Now that you know why you should use a VPN, how do you find an exceptional VPN provider who will protect your assets and provide a streamlined place for employees to do business? 

The first thing to do is to research different providers recommended by experts in the field. Search trusted online PC magazines, VPN blog posts, and tech forums for solid intelligence. 

Then, round up the top contenders using a few key metrics:

  • Where is the VPN company based (legal jurisdiction and data retention laws vary by country)? Or, does it connect users to the company’s server without any intermediate steps (many businesses prefer this method)?  
  • Does the VPN service allow enough devices (of all employees) to be connected at the same time?
  • Does the VPN service allow BitTorrent or P2P traffic on its servers?
  • Can you try the service for free before you buy? 
  • What is the monthly fee, and what does it cover?

One thing you don’t need to be swayed by is speed. Tests show there is too much variation in day-to-day usage for that metric to be of much use.

Once you’ve settled on a VPN provider, download the app from their website. Configure each device to connect directly to the VPN service. Then, each time you sign in, the device’s network settings will automatically connect to the VPN server that is closest to your current location (note, there is an option to connect to a different server if needed).

You can now work as usual with the VPN running invisibly in the background. 

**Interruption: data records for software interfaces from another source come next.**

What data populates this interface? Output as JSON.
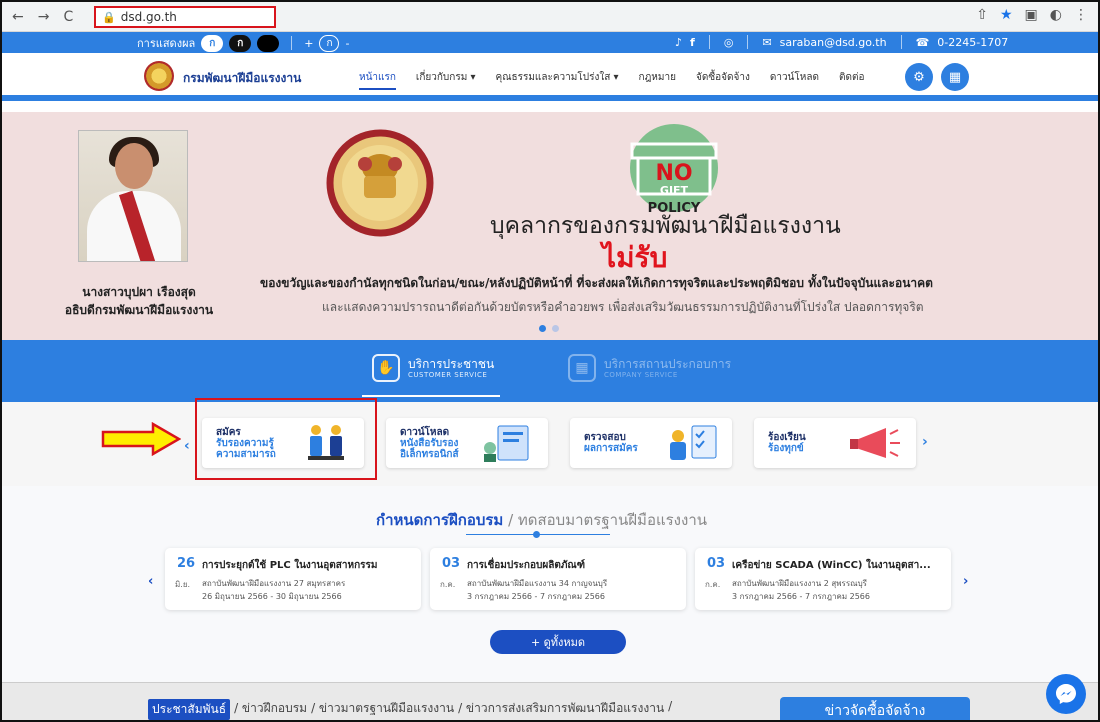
{
  "browser": {
    "url": "dsd.go.th",
    "back": "←",
    "forward": "→",
    "reload": "C"
  },
  "topbar": {
    "display_label": "การแสดงผล",
    "contrast_a": "ก",
    "contrast_b": "ก",
    "font_plus": "+",
    "font_normal": "ก",
    "font_minus": "-",
    "email": "saraban@dsd.go.th",
    "phone": "0-2245-1707"
  },
  "nav": {
    "brand": "กรมพัฒนาฝีมือแรงงาน",
    "items": [
      "หน้าแรก",
      "เกี่ยวกับกรม ▾",
      "คุณธรรมและความโปร่งใส ▾",
      "กฎหมาย",
      "จัดซื้อจัดจ้าง",
      "ดาวน์โหลด",
      "ติดต่อ"
    ]
  },
  "hero": {
    "person_name": "นางสาวบุปผา เรืองสุด",
    "person_title": "อธิบดีกรมพัฒนาฝีมือแรงงาน",
    "badge_no": "NO",
    "badge_gift": "GIFT",
    "badge_policy": "POLICY",
    "title": "บุคลากรของกรมพัฒนาฝีมือแรงงาน",
    "highlight": "ไม่รับ",
    "line1": "ของขวัญและของกำนัลทุกชนิดในก่อน/ขณะ/หลังปฏิบัติหน้าที่ ที่จะส่งผลให้เกิดการทุจริตและประพฤติมิชอบ ทั้งในปัจจุบันและอนาคต",
    "line2": "และแสดงความปรารถนาดีต่อกันด้วยบัตรหรือคำอวยพร เพื่อส่งเสริมวัฒนธรรมการปฏิบัติงานที่โปร่งใส ปลอดการทุจริต"
  },
  "service_tabs": [
    {
      "label": "บริการประชาชน",
      "sub": "CUSTOMER SERVICE"
    },
    {
      "label": "บริการสถานประกอบการ",
      "sub": "COMPANY SERVICE"
    }
  ],
  "cards": [
    {
      "line1": "สมัคร",
      "line2": "รับรองความรู้",
      "line3": "ความสามารถ"
    },
    {
      "line1": "ดาวน์โหลด",
      "line2": "หนังสือรับรอง",
      "line3": "อิเล็กทรอนิกส์"
    },
    {
      "line1": "ตรวจสอบ",
      "line2": "ผลการสมัคร",
      "line3": ""
    },
    {
      "line1": "ร้องเรียน",
      "line2": "ร้องทุกข์",
      "line3": ""
    }
  ],
  "training": {
    "title_active": "กำหนดการฝึกอบรม",
    "title_sep": " / ",
    "title_inactive": "ทดสอบมาตรฐานฝีมือแรงงาน",
    "items": [
      {
        "day": "26",
        "month": "มิ.ย.",
        "name": "การประยุกต์ใช้ PLC ในงานอุตสาหกรรม",
        "place": "สถาบันพัฒนาฝีมือแรงงาน 27 สมุทรสาคร",
        "dates": "26 มิถุนายน 2566 - 30 มิถุนายน 2566"
      },
      {
        "day": "03",
        "month": "ก.ค.",
        "name": "การเชื่อมประกอบผลิตภัณฑ์",
        "place": "สถาบันพัฒนาฝีมือแรงงาน 34 กาญจนบุรี",
        "dates": "3 กรกฎาคม 2566 - 7 กรกฎาคม 2566"
      },
      {
        "day": "03",
        "month": "ก.ค.",
        "name": "เครือข่าย SCADA (WinCC) ในงานอุตสา...",
        "place": "สถาบันพัฒนาฝีมือแรงงาน 2 สุพรรณบุรี",
        "dates": "3 กรกฎาคม 2566 - 7 กรกฎาคม 2566"
      }
    ],
    "view_all": "+ ดูทั้งหมด"
  },
  "news": {
    "tags": [
      "ประชาสัมพันธ์",
      "/ ข่าวฝึกอบรม",
      "/ ข่าวมาตรฐานฝีมือแรงงาน",
      "/ ข่าวการส่งเสริมการพัฒนาฝีมือแรงงาน",
      "/"
    ],
    "procurement": "ข่าวจัดซื้อจัดจ้าง"
  },
  "colors": {
    "primary": "#2d7fe0",
    "navy": "#1c4fc2",
    "highlight_red": "#d8141c",
    "arrow_yellow": "#ffee00"
  }
}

It’s important to know that the above steps are for a premium, but basic VPN cloud service. Depending on the nature and size of your company, you will want to directly contact a professional, business-forward provider to have their experts walk you through the setup and implementation process.

If your company doesn’t use a VPN for their network connections, the time to get one is now because efficiency, privacy, and security are all at stake.